The motto was originally a war cry or slogan. Mottoes first began to be shown with arms in the 14th and 15th centuries, but were not in general use until the 17th century. Thus the oldest coats of arms generally do not include a motto. Mottoes seldom form part of the grant of arms: Under most heraldic authorities, a motto is an optional component of the coat of arms, and can be added to or changed at will; many families have chosen not to display a motto.
Motto: Tout foys prest
Motto Translation: Always ready.
- ^ Bardsley, C.W, A Dictionary of English and Welsh Surnames: With Special American Instances. Wiltshire: Heraldry Today, 1901. Print. (ISBN 0-900455-44-6)
- ^ Guppy, Henry Brougham, Homes of Family Names in Great Britain. 1890. Print.
- ^ The Norman People and Their Existing Descendants in the British Dominions and the United States Of America. Baltimore: Genealogical Publishing, 1975. Print. (ISBN 0-8063-0636-X)

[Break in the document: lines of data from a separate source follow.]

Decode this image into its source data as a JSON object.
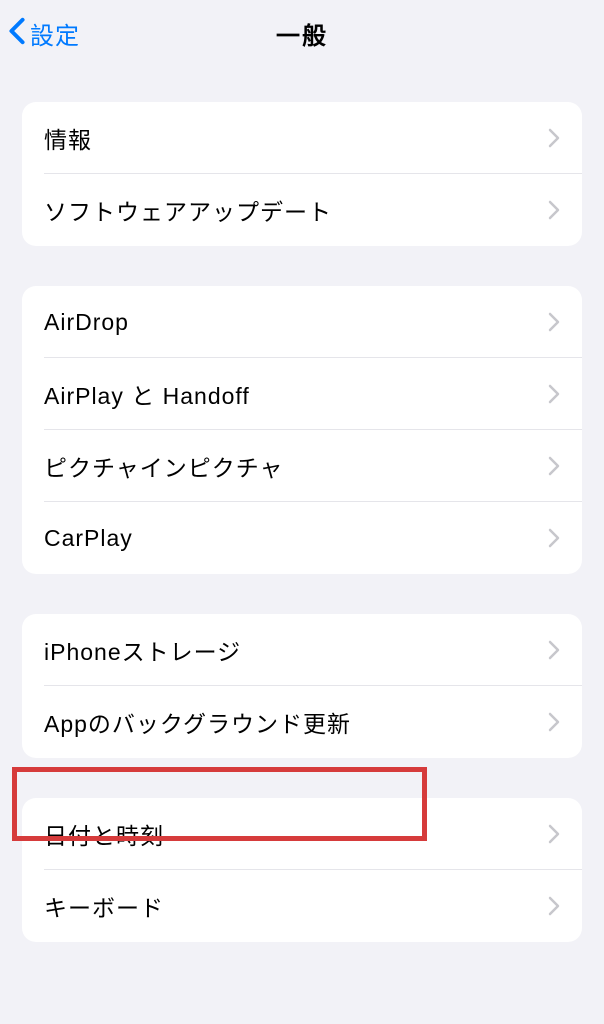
{
  "nav": {
    "back_label": "設定",
    "title": "一般"
  },
  "groups": [
    {
      "items": [
        {
          "label": "情報"
        },
        {
          "label": "ソフトウェアアップデート"
        }
      ]
    },
    {
      "items": [
        {
          "label": "AirDrop"
        },
        {
          "label": "AirPlay と Handoff"
        },
        {
          "label": "ピクチャインピクチャ"
        },
        {
          "label": "CarPlay"
        }
      ]
    },
    {
      "items": [
        {
          "label": "iPhoneストレージ"
        },
        {
          "label": "Appのバックグラウンド更新"
        }
      ]
    },
    {
      "items": [
        {
          "label": "日付と時刻"
        },
        {
          "label": "キーボード"
        }
      ]
    }
  ]
}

- ^ Harrison, Henry, Surnames of the United Kingdom: A Concise Etymological Dictionary Baltimore: Geneological Publishing Company, 2013. Print
- ^ Shirley, Evelyn Philip, The Noble and Gentle Men of England; The Arms and Descents. Westminster: John Bower Nichols and Sons, 1866, Print.